Both The Detective and Night Bridge demonstrate how drama in role could be developed using handhelds.

Whiteboard and mobile clips for drama, english, history


The drama of p-ause for thought

An Arts Council initiative at B-Tween is encouraging people to pitch interactive ideas. I like this deceptively simple one by ‘Catra’ for KS2 teachers

The idea seems to be that kids aged 7-11 receive footage and are encouraged to use it as the basis for a KS2 creative writing exercise. So it’s a bit like story starters from Teacher’s TV, a bit of film that can inspire investigation and creativity.

The TTV videos are much more structured as dramatic starters while Catra’s is much looser and purely location based, serving more  to provoke the imagination.

There is no particular reasons why it has to be an age-specific experience. Although it is a good way of generating creative writing or exploring genre or ‘other worlds’ in the primary curriculum it can also have application for all ages and for cross-curricular purposes. 

It could stimulate work in geography, or art. In one sense it’s a postcard propped up on the desk, but the delivery mechanism and its capacity to be moving, developing footage makes it so much more laden with possibility – receiving a random bit of footage, possibly away from your desk turns you into a detective immediately – why this piece of film? what could it mean’

The effect could be generated by teachers sending pictures to mobiles or PDAs, or, in the classroom, by using video on whiteboards or sent to individual workstations. If pupils have access to individual devices, handheld or not, it would be possible to let the pupils send a choice of video to their colleagues. You could have a chain reaction and have each participant sending a picture or video on for exploration. It’s a very simple but powerful idea for generating stories, poetry, or what the proposer calls ‘what-if’ writing.

I would like to use this method for teaching Drama. The late great Dorothy Heathcote’s teaching method was one in which pupils and teacher assumed the ‘mantle of the expert’ and created the story as they went along, with very loose prompts to react to. That teaching method would be enhanced by the ability to play off short video clips that would inspire new possibilities for participants to weave into their dramas.

Nice idea for History – or Geography?

This is a great idea for the teaching of history – it’s only possible if you have access to an existing asset, postcard, footage or graphuc, showing a scene from the past, which pupils can view on their hand held as they walk around a site.

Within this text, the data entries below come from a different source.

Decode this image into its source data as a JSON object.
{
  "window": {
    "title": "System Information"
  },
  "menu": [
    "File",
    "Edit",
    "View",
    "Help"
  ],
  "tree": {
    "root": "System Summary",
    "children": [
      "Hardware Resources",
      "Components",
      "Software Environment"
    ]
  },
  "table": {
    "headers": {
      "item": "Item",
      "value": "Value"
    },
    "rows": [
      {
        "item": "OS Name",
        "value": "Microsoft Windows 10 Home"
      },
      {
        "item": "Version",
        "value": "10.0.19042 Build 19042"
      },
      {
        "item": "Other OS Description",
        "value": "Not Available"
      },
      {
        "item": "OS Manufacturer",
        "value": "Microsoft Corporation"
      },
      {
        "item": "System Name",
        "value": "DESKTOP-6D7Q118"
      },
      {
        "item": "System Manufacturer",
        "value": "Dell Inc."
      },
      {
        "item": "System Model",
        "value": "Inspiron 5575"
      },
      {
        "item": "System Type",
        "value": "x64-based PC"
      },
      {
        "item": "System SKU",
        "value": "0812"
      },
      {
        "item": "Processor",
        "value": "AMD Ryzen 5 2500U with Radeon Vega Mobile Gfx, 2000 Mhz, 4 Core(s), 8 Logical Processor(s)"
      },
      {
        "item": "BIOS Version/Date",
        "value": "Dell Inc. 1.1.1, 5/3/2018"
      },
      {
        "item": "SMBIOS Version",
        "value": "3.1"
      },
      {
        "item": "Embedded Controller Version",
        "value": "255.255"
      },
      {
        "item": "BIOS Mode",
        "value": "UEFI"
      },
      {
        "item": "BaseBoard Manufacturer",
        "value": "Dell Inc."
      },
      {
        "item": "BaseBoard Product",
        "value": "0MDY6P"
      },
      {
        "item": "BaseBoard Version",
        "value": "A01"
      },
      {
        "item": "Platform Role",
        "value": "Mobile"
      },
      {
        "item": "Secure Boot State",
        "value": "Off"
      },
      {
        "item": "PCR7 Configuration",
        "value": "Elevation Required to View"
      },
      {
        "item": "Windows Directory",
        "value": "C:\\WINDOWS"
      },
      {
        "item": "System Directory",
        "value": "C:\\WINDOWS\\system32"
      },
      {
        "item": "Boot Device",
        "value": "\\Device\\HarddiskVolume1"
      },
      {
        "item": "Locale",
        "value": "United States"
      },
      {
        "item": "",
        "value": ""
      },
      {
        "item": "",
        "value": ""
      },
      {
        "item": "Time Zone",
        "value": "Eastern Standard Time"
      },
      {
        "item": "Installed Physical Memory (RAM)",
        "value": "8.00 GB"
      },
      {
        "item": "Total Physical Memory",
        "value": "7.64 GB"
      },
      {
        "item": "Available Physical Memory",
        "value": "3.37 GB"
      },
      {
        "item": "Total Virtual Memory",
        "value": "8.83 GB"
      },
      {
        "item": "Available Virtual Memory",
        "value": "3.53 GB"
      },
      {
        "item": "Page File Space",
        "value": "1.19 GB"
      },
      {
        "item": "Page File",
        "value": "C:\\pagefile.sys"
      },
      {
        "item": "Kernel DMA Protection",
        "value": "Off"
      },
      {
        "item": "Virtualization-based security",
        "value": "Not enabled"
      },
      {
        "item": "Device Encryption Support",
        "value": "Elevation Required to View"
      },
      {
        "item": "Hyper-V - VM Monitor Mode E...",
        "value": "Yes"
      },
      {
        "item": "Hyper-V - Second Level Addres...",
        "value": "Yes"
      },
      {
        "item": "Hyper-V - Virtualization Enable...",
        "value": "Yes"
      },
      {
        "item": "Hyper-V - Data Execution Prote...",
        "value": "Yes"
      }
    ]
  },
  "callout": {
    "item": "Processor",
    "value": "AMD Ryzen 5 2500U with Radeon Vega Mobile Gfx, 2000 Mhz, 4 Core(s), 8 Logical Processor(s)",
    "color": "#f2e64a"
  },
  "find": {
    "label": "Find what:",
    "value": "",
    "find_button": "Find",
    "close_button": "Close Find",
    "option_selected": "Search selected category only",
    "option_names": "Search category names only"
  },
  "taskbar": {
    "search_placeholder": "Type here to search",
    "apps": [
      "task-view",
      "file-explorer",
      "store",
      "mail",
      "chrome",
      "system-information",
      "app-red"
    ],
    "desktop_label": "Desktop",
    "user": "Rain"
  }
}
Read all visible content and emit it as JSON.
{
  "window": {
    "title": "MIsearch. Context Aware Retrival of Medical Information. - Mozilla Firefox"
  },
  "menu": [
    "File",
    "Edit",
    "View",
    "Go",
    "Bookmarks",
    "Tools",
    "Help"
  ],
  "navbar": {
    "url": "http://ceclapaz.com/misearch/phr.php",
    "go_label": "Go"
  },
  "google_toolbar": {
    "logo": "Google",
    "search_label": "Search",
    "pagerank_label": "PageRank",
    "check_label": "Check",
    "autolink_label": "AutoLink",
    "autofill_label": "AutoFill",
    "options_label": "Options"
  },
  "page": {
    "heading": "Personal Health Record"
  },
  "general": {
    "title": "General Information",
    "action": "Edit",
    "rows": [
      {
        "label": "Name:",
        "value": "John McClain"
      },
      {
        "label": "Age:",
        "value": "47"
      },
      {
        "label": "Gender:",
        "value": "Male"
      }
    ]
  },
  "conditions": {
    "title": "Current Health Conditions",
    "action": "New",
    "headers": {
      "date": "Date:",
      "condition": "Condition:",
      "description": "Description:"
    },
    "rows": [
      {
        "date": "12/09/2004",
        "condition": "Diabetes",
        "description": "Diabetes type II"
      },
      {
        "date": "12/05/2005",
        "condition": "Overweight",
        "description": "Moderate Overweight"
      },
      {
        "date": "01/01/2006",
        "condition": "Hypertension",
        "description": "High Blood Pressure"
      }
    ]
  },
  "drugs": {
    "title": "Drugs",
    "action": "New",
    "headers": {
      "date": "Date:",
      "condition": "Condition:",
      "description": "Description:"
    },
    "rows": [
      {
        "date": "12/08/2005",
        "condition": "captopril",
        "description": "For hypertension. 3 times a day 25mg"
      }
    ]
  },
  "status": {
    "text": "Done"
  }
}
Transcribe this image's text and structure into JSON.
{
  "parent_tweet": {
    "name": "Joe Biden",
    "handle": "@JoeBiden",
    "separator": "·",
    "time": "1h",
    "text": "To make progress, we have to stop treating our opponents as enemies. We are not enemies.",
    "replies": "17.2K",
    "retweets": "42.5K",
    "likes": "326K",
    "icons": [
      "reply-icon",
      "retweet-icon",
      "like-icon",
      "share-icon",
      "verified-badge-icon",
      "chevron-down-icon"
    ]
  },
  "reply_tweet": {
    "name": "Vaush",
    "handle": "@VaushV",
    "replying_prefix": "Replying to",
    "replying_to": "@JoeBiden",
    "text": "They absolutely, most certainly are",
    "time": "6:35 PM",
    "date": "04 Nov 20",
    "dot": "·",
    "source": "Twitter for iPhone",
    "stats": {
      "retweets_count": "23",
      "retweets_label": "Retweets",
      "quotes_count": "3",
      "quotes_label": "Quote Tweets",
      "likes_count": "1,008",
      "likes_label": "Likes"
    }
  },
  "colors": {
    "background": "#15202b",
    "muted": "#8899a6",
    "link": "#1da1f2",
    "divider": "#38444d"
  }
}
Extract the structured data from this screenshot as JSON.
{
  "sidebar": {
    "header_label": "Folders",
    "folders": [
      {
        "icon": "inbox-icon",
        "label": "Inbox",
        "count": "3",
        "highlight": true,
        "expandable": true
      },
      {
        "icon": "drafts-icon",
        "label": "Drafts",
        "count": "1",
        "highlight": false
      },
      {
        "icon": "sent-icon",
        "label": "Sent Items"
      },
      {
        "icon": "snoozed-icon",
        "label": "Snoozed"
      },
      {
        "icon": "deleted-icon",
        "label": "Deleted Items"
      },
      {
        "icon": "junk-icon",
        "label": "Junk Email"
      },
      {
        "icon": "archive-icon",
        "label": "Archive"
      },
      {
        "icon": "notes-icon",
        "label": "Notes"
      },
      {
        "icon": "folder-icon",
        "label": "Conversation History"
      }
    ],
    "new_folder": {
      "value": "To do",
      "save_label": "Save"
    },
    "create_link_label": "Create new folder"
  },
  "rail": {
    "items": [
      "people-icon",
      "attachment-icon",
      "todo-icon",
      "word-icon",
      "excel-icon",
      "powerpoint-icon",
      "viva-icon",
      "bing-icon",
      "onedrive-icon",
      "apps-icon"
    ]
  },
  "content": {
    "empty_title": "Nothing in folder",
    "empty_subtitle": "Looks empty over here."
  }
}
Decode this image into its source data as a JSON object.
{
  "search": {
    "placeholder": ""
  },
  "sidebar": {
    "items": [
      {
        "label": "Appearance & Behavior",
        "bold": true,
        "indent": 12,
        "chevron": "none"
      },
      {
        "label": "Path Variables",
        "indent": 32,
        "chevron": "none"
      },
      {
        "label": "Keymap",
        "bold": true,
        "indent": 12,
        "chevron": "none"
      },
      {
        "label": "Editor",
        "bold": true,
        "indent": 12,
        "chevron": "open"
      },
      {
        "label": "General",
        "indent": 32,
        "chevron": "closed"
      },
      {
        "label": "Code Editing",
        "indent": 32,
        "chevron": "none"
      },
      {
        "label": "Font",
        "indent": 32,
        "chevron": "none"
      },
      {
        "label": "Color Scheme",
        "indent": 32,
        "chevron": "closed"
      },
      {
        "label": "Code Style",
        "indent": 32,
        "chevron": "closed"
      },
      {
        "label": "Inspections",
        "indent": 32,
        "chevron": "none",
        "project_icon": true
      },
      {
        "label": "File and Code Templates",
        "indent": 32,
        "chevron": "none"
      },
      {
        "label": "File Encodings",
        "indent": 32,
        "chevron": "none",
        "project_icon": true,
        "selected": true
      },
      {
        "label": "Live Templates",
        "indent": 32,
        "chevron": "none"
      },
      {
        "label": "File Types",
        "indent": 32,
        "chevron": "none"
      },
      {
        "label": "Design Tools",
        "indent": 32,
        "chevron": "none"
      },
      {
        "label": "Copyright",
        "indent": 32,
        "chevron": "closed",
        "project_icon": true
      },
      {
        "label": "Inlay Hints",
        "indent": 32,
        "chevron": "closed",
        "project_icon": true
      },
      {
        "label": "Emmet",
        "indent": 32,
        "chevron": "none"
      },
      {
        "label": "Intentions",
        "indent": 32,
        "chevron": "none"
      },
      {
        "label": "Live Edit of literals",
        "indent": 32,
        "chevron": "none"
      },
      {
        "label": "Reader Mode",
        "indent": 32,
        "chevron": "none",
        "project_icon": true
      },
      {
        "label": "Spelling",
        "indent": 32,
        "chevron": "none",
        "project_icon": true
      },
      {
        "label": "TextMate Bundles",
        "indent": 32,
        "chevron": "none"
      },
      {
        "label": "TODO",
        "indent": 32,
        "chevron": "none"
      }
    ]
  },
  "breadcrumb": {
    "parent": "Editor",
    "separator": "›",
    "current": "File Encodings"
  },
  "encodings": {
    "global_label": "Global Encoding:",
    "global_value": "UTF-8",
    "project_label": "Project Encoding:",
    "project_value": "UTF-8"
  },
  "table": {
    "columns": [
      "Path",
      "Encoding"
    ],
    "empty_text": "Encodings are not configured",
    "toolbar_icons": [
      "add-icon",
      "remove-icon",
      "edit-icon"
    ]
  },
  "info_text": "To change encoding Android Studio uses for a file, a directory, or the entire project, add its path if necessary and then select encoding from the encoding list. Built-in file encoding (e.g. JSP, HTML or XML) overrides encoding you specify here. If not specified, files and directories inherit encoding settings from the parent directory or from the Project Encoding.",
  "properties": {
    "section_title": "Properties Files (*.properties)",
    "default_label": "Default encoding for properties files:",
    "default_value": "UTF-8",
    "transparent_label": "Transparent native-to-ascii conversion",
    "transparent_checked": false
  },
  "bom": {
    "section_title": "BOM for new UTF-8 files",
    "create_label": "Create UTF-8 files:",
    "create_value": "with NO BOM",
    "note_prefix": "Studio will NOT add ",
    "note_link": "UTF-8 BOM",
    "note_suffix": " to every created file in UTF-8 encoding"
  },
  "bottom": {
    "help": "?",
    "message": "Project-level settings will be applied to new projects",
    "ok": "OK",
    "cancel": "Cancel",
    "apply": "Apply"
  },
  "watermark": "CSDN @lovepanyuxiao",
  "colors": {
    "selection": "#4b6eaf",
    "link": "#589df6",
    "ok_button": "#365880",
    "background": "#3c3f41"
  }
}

Excellent for historical monuments or locality studies but I would like to see this developed for Geography – if you could stand in a spot and see what it looked like last year, twenty years ago, a hundred years ago, five hundred, a thousand you could see both the change over time wrought by events e.g. The Industrial Revolution, and the consequences for the landscape.